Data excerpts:
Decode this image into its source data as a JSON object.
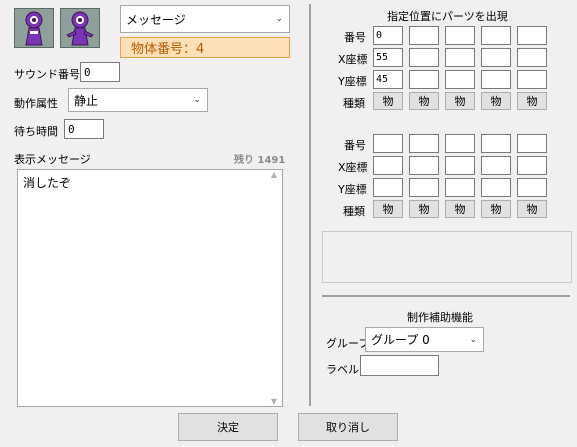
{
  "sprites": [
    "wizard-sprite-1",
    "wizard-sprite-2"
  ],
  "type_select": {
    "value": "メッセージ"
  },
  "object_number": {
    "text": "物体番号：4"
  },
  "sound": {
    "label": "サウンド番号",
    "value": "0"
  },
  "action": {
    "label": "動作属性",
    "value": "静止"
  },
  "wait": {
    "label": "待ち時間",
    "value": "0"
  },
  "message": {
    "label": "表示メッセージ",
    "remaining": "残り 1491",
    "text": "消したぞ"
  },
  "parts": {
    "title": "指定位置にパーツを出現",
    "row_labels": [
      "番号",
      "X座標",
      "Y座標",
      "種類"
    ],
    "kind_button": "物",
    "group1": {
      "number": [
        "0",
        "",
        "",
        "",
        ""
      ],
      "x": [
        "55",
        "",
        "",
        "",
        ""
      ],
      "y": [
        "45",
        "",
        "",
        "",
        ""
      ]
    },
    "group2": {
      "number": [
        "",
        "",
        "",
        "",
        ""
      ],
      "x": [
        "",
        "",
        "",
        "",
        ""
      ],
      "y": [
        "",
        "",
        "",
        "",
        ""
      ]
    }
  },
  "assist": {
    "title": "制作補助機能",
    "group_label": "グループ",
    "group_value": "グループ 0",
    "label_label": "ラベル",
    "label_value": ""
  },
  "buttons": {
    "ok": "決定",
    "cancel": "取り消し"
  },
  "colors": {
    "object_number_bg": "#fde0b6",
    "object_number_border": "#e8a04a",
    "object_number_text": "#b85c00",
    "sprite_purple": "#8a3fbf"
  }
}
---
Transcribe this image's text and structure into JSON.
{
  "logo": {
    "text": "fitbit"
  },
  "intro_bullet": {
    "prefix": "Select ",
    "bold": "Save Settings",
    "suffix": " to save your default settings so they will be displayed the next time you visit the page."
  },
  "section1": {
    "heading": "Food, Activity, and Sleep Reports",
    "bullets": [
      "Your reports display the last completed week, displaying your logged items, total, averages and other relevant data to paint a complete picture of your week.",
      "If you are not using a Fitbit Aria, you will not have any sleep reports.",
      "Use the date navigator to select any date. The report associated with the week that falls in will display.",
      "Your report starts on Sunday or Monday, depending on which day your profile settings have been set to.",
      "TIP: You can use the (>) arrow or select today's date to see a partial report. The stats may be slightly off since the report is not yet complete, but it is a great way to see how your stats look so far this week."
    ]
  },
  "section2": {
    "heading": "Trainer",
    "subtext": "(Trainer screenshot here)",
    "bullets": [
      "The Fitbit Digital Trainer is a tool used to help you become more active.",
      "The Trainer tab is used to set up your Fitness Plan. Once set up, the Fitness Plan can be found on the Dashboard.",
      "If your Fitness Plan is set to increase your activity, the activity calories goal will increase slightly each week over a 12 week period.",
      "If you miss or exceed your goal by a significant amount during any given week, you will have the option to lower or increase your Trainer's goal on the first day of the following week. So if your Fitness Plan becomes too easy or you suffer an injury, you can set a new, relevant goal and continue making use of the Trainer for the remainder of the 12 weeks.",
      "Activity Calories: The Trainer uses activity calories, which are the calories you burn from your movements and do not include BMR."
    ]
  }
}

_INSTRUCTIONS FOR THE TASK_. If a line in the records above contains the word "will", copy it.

_ANSWER SPACE_.
    "suffix": " to save your default settings so they will be displayed the next time you visit the page."
      "If you are not using a Fitbit Aria, you will not have any sleep reports.",
      "Use the date navigator to select any date. The report associated with the week that falls in will display.",
      "If your Fitness Plan is set to increase your activity, the activity calories goal will increase slightly each week over a 12 week period.",
      "If you miss or exceed your goal by a significant amount during any given week, you will have the option to lower or increase your Trainer's goal on the first day of the following week. So if your Fitness Plan becomes too easy or you suffer an injury, you can set a new, relevant goal and continue making use of the Trainer for the remainder of the 12 weeks.",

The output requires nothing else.